Vienna's cafes are one of the lingering glories of European civilization. They are democratic spaces in the heart of an old imperial capital, club houses for everyone. These cafes prove culturally, what Einstein demonstrated in theoretical physics: time is relative. Walk through the door of one and you can feel time slow down and the gravitational pull of the space can keep you there for much longer than you expected. No one will hurry you along after you finish your coffee - or something stronger if the weather outside is cold and damp, which it is for much of the year.
Leopold Hawelka, who has died age 100, ran the most authentic of these establishments, the eponymous Cafe Hawelka, in the heart of the city, on the Dorotheergasse, a narrow street leading off the Graben, the main shopping precinct.
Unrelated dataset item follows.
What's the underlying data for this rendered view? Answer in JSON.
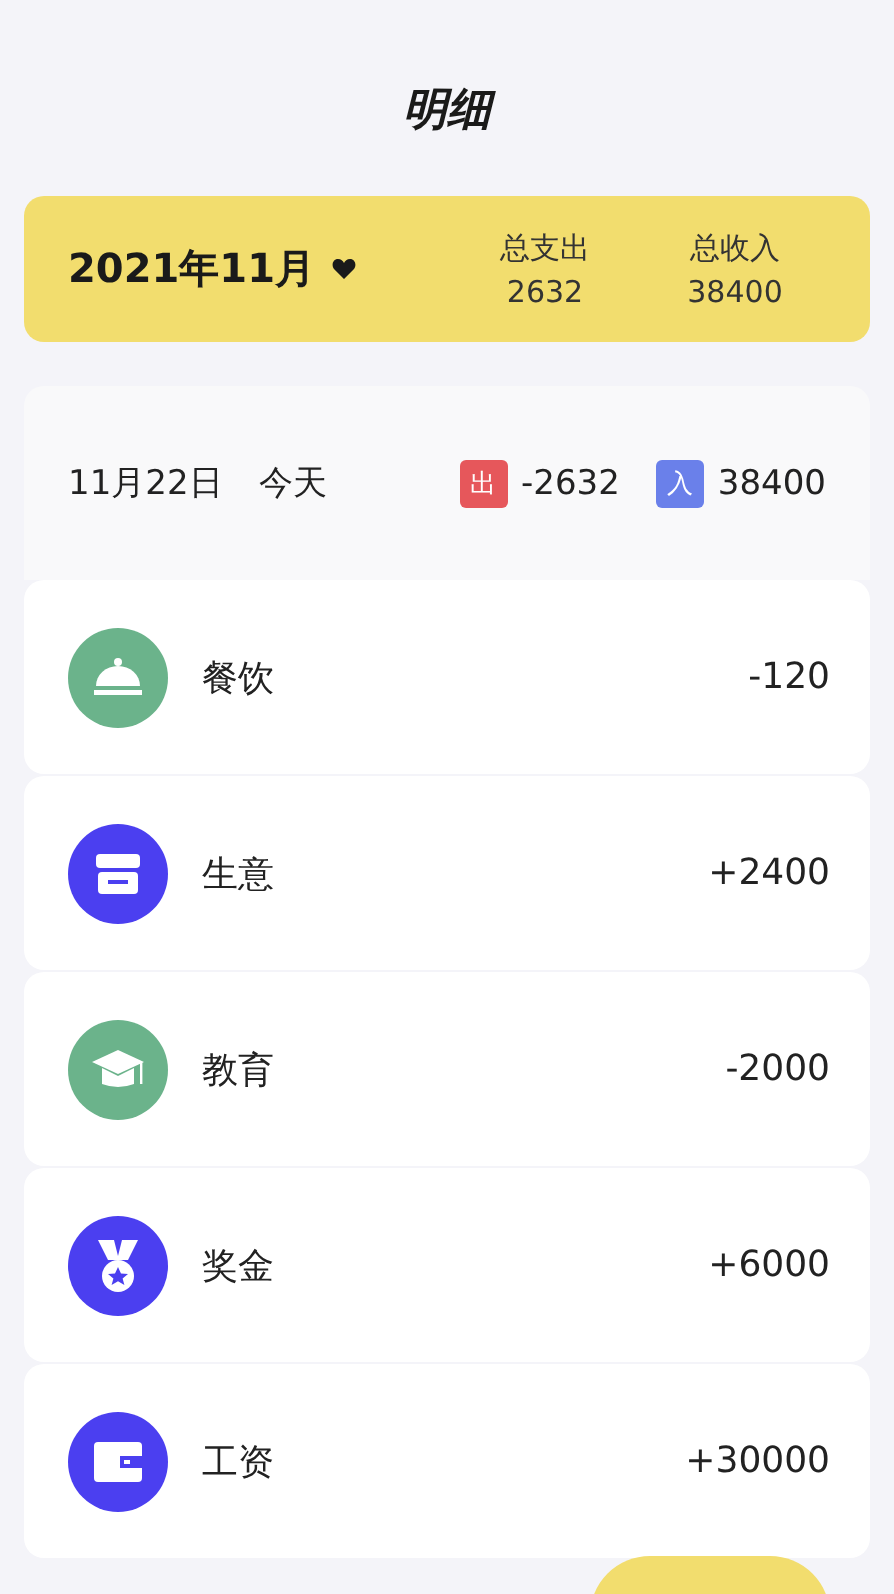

Not as grand or light as other cafes that survive from the city's golden age, and all the more authentic for that, Cafe Hawelka was a smallish room whose essential color was brown - dark wood, chocolate colored leather on the banquettes - dotted with white marble table tops.
Hawelka opened the place in 1945 after surviving the Russian front as a conscript in the German army. As always with good bars and cafes it was the owner's personality that made it a success. Artists passing through Vienna found their way to the dark-paneled den. Andy Warhol and Arthur Miller hung out. Local painters had their work on the walls. Writers could use it as an office. Waiters didn't hassle you to buy another drink, you could stay as long as you liked, read the papers, do nothing much. Hawelka was cool with that. The coffee was good and the brandy was cheap.
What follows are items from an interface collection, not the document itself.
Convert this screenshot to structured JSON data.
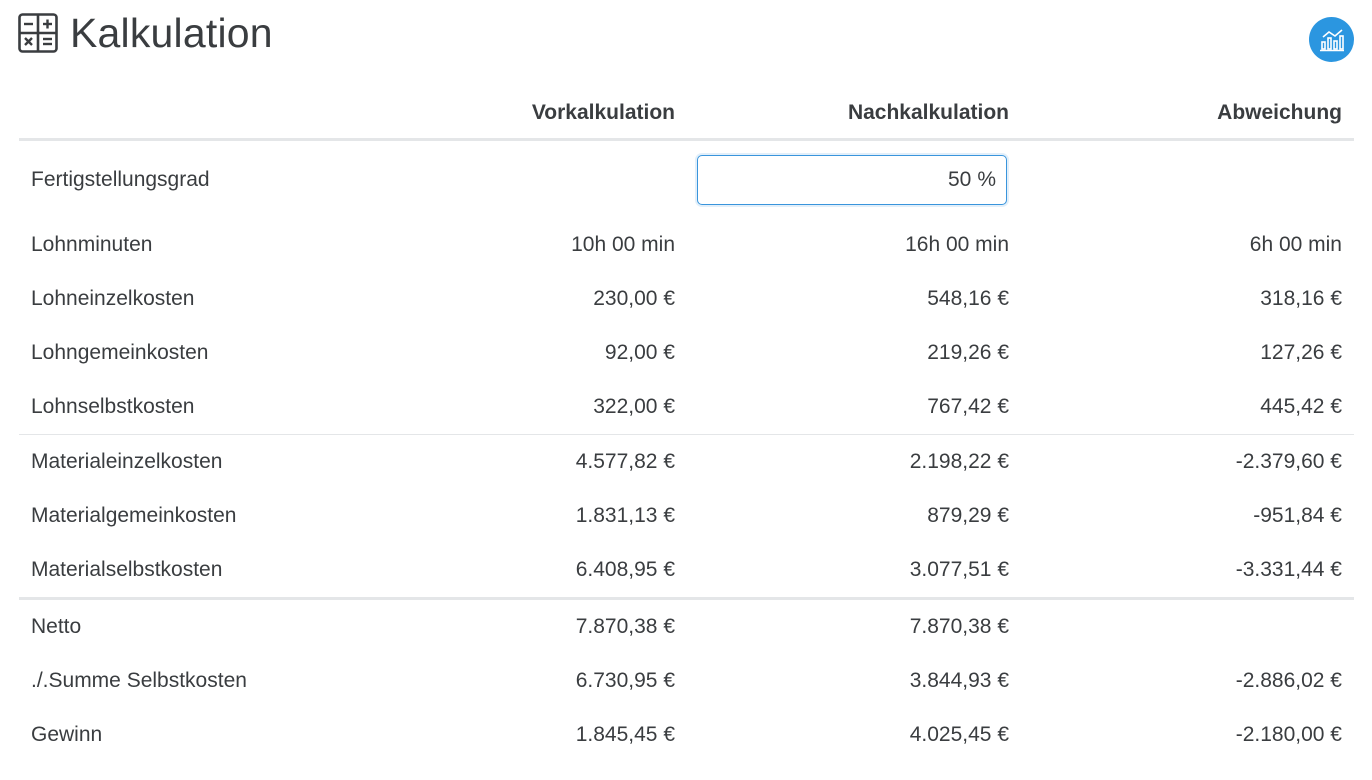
{
  "header": {
    "title": "Kalkulation",
    "icon": "calculator-icon",
    "action_icon": "chart-analytics-icon"
  },
  "colors": {
    "accent": "#2b96e0",
    "text": "#3a3d40",
    "divider": "#e4e6e8"
  },
  "table": {
    "columns": [
      "",
      "Vorkalkulation",
      "Nachkalkulation",
      "Abweichung"
    ],
    "completion": {
      "label": "Fertigstellungsgrad",
      "value": "50",
      "unit": "%"
    },
    "rows": [
      {
        "label": "Lohnminuten",
        "vor": "10h 00 min",
        "nach": "16h 00 min",
        "abw": "6h 00 min"
      },
      {
        "label": "Lohneinzelkosten",
        "vor": "230,00 €",
        "nach": "548,16 €",
        "abw": "318,16 €"
      },
      {
        "label": "Lohngemeinkosten",
        "vor": "92,00 €",
        "nach": "219,26 €",
        "abw": "127,26 €"
      },
      {
        "label": "Lohnselbstkosten",
        "vor": "322,00 €",
        "nach": "767,42 €",
        "abw": "445,42 €"
      },
      {
        "label": "Materialeinzelkosten",
        "vor": "4.577,82 €",
        "nach": "2.198,22 €",
        "abw": "-2.379,60 €"
      },
      {
        "label": "Materialgemeinkosten",
        "vor": "1.831,13 €",
        "nach": "879,29 €",
        "abw": "-951,84 €"
      },
      {
        "label": "Materialselbstkosten",
        "vor": "6.408,95 €",
        "nach": "3.077,51 €",
        "abw": "-3.331,44 €"
      },
      {
        "label": "Netto",
        "vor": "7.870,38 €",
        "nach": "7.870,38 €",
        "abw": ""
      },
      {
        "label": "./.Summe Selbstkosten",
        "vor": "6.730,95 €",
        "nach": "3.844,93 €",
        "abw": "-2.886,02 €"
      },
      {
        "label": "Gewinn",
        "vor": "1.845,45 €",
        "nach": "4.025,45 €",
        "abw": "-2.180,00 €"
      }
    ]
  }
}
For a couple of years, while researching my book, Emancipation. I visited Vienna regularly, usually in the winter, and between appointments I made Hawelka my office. I found it hard to imagine that a cafe like it still existed in any center city of the new Europe. I was writing about Jewish life in fin-de-siecle Vienna, the atmosphere in Hawelka helped my imagination.
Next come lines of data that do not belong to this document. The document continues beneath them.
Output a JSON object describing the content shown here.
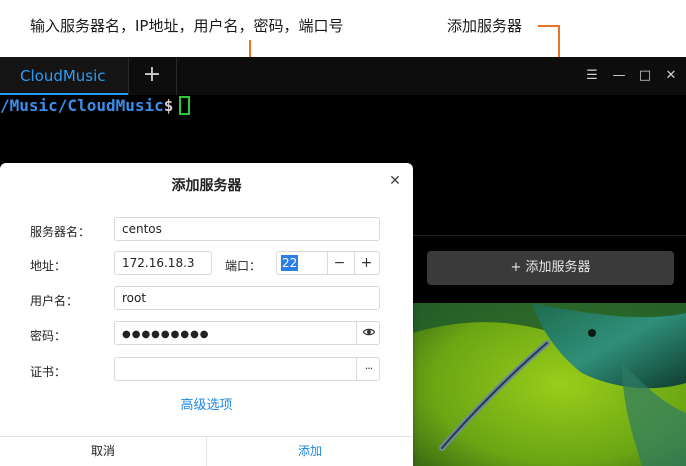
{
  "annotations": {
    "left_text": "输入服务器名，IP地址，用户名，密码，端口号",
    "right_text": "添加服务器",
    "color": "#e8742a"
  },
  "window": {
    "tab_label": "CloudMusic",
    "add_tab_symbol": "+",
    "controls": {
      "menu": "☰",
      "minimize": "—",
      "maximize": "□",
      "close": "✕"
    }
  },
  "terminal": {
    "path": "/Music/CloudMusic",
    "prompt": "$"
  },
  "sidebar": {
    "add_server_label": "+ 添加服务器"
  },
  "dialog": {
    "title": "添加服务器",
    "close_symbol": "✕",
    "server_name_label": "服务器名：",
    "server_name_value": "centos",
    "address_label": "地址：",
    "address_value": "172.16.18.3",
    "port_label": "端口：",
    "port_value": "22",
    "decrement_symbol": "−",
    "increment_symbol": "+",
    "username_label": "用户名：",
    "username_value": "root",
    "password_label": "密码：",
    "password_value": "●●●●●●●●●",
    "show_password_icon": "eye-icon",
    "certificate_label": "证书：",
    "certificate_value": "",
    "browse_symbol": "···",
    "advanced_label": "高级选项",
    "cancel_label": "取消",
    "add_label": "添加",
    "accent_color": "#1e88e5"
  }
}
It's a real gift to maintain the spirit of another age authentically. Leopold Hawelka had it. Thank goodness.